From one of my newest fav authors Finders Keepers is the third of the Exmoor based crime series, it can be read as a stand alone but please read the previous as the experience will be so much more rewarding.

Central to all the stories are the characters of Steven Lamb and Jonas Holly and they do require some background as to how their lives become intertwined which you get in the first two books.

Seventeen year old Steven has grown before this reader into a fine young man, decent and likeable, despite or in spite of his horrific experiences at the hands of the author Ms Bauer. In the previous books Steven has acted as bait for a serial child-killer and seen Jonas' wife Lucy die in circumstances which have haunted Steven since.

I love the pastoral crime noirness of the bleakness of the moors and the claustrophobic, gothic feel to the very unlucky town of Shipcott.

But it’s not all doom and gloom, every now and then humour breaks through Since the abductions garden shed thefts in the village soars (doubled in fact!) as the police concentrate on more important matters... "prompting one police control-room officer to sigh without irony, 'It's all gone Chicago out there'"

Finders Keepers is everything I want from a crime novel; brilliant characterisation, right down to the most fleeting appearances, taut stories and descriptions like the following:

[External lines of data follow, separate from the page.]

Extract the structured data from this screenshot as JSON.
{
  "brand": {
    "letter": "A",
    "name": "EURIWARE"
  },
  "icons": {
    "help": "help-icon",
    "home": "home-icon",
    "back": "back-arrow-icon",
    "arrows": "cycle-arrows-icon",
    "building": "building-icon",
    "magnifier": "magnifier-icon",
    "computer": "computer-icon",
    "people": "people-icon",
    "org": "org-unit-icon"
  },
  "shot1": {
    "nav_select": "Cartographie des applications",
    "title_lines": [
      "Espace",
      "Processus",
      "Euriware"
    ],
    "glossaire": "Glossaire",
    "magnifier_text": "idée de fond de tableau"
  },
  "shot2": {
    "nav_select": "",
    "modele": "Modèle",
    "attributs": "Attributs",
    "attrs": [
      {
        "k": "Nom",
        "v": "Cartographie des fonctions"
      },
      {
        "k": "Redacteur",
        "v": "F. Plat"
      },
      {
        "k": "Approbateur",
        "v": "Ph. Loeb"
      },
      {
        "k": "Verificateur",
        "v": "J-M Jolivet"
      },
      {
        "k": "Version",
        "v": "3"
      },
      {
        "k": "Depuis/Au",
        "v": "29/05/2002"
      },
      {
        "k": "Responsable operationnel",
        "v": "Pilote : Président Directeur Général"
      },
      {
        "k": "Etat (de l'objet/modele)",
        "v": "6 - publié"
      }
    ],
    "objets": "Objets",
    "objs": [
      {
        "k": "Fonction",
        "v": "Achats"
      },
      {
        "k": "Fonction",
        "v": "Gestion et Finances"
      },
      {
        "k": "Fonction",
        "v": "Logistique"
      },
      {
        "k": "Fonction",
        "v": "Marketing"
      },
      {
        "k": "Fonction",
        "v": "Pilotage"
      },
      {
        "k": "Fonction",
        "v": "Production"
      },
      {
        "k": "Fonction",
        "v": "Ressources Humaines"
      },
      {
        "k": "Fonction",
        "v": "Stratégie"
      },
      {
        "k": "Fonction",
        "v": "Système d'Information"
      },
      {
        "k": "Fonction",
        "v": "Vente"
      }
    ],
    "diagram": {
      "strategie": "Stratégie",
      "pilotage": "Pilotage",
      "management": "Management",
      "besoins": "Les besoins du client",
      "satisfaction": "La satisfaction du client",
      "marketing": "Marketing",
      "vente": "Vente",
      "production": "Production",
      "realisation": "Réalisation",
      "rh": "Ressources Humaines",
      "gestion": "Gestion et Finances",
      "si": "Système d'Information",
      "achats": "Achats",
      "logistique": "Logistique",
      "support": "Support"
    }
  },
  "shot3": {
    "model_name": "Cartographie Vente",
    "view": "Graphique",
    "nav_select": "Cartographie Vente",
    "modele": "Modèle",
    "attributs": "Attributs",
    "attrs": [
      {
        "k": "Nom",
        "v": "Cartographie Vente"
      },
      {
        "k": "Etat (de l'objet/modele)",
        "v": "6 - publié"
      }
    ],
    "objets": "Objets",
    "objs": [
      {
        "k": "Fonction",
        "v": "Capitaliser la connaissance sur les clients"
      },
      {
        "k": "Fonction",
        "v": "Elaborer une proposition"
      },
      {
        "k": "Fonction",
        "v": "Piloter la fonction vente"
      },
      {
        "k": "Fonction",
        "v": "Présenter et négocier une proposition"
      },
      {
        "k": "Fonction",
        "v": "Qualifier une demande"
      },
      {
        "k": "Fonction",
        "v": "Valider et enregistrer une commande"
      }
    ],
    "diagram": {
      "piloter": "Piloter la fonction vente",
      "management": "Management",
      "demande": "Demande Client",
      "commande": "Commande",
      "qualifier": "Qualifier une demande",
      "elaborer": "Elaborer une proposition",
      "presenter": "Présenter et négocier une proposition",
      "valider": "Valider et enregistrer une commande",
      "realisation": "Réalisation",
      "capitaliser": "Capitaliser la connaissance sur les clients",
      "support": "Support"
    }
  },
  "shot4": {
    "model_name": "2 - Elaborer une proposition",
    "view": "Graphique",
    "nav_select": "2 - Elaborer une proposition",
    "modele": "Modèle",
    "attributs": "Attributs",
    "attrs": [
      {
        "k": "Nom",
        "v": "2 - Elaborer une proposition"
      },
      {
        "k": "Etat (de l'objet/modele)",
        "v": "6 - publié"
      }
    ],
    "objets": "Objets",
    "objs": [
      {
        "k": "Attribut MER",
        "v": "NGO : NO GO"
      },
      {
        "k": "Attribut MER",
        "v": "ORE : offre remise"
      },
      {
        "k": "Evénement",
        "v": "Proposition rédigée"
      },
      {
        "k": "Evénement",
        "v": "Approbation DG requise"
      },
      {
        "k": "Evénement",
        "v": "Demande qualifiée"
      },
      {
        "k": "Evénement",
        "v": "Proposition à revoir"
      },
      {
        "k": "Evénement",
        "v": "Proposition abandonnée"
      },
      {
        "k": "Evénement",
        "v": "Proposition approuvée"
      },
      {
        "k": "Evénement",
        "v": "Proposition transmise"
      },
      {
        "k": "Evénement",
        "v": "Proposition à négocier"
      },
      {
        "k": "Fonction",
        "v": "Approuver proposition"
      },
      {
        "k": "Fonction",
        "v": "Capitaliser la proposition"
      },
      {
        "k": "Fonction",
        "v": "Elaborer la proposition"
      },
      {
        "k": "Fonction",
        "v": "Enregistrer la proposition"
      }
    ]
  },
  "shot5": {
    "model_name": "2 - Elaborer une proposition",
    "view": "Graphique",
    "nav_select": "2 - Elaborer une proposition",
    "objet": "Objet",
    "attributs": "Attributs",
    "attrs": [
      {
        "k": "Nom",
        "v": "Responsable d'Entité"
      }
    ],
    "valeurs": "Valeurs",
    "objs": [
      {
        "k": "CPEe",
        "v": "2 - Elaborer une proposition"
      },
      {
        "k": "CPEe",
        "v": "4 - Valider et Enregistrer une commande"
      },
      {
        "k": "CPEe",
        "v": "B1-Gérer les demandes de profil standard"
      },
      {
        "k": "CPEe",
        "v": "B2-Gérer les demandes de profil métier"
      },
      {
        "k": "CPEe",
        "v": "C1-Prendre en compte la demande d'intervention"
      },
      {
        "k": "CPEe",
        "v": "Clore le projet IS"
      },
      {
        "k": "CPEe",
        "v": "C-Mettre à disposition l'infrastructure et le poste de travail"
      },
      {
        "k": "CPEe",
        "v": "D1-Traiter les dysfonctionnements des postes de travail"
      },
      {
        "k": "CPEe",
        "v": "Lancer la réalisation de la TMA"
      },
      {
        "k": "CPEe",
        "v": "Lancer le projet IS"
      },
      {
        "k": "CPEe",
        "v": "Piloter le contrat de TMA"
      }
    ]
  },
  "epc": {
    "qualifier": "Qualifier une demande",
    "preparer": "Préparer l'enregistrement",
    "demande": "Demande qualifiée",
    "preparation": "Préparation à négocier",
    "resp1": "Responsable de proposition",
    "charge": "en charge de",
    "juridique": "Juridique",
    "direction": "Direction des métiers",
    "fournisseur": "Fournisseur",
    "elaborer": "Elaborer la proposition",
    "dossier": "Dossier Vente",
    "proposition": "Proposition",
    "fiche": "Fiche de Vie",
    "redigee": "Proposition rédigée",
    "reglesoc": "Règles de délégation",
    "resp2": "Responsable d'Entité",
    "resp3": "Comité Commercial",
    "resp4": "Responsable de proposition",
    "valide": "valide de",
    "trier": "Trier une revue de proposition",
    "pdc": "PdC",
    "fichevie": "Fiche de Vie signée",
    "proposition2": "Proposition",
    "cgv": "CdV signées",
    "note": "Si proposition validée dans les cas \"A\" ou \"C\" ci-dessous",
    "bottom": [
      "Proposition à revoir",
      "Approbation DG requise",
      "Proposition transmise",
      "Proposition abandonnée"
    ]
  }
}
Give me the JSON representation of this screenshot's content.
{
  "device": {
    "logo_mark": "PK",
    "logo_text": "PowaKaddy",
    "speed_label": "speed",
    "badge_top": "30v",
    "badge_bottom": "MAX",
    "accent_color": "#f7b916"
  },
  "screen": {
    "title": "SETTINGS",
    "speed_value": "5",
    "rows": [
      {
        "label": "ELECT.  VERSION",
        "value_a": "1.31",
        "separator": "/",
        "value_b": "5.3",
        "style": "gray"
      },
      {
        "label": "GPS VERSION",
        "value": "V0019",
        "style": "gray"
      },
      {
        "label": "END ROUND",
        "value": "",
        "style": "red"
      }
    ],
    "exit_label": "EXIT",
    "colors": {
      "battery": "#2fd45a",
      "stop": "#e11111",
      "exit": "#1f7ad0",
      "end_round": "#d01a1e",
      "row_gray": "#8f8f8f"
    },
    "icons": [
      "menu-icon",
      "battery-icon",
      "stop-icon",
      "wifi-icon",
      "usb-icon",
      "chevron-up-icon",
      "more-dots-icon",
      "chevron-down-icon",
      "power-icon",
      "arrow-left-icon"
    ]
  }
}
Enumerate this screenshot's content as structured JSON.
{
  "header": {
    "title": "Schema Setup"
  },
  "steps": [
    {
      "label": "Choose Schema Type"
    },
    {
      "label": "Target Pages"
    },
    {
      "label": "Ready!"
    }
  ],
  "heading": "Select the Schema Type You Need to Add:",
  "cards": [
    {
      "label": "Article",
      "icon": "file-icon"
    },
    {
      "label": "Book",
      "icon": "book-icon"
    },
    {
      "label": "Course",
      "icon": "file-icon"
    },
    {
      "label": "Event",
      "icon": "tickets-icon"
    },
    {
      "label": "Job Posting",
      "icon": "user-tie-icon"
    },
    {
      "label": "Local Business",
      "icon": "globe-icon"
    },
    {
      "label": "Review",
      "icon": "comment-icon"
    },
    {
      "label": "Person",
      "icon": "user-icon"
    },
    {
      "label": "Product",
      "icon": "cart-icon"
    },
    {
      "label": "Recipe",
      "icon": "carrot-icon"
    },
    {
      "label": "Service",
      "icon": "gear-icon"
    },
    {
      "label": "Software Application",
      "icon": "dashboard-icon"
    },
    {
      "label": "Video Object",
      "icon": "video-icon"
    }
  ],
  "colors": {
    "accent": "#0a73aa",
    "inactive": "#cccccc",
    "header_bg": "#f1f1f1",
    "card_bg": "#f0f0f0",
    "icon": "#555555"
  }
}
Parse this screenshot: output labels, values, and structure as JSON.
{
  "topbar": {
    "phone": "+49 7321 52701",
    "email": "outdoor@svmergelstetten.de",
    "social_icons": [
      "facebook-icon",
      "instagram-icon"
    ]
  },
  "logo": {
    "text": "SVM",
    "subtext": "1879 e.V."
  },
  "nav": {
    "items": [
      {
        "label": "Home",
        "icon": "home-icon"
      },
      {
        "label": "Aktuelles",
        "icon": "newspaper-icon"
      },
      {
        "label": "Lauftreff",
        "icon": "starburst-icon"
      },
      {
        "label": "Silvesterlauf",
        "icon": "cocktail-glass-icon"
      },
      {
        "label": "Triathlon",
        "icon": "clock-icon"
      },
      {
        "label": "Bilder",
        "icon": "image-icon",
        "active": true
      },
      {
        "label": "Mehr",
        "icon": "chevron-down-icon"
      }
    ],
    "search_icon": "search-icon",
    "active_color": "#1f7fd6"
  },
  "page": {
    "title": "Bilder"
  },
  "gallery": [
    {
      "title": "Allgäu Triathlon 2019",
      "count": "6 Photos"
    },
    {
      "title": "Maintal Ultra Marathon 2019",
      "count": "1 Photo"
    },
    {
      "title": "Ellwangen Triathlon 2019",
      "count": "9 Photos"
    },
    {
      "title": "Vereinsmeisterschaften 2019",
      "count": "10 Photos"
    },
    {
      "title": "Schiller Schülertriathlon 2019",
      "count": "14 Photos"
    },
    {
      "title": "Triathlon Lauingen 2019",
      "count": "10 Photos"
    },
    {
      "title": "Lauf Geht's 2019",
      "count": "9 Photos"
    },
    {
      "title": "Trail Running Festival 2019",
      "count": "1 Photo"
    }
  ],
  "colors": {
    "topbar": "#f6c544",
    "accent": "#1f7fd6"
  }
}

Under a sky that was already pale Wedgwood, Exmoor had burst into life. Heather that had made the hills look scorched and black through the winter had magically revived and mottled them green. Grass that had been muddy just a month before had become like straw, while the yellow sprays of gorse and broom hid countless birds, betrayed only by their summer songs.
Foals tripped along behind sleek mares, and lambs that imagined themselves lost bleated plaintively – a sound that carried for miles on a still day. Buzzards and kestrels looked down on it all – poised to bring sudden death without disturbing the peace.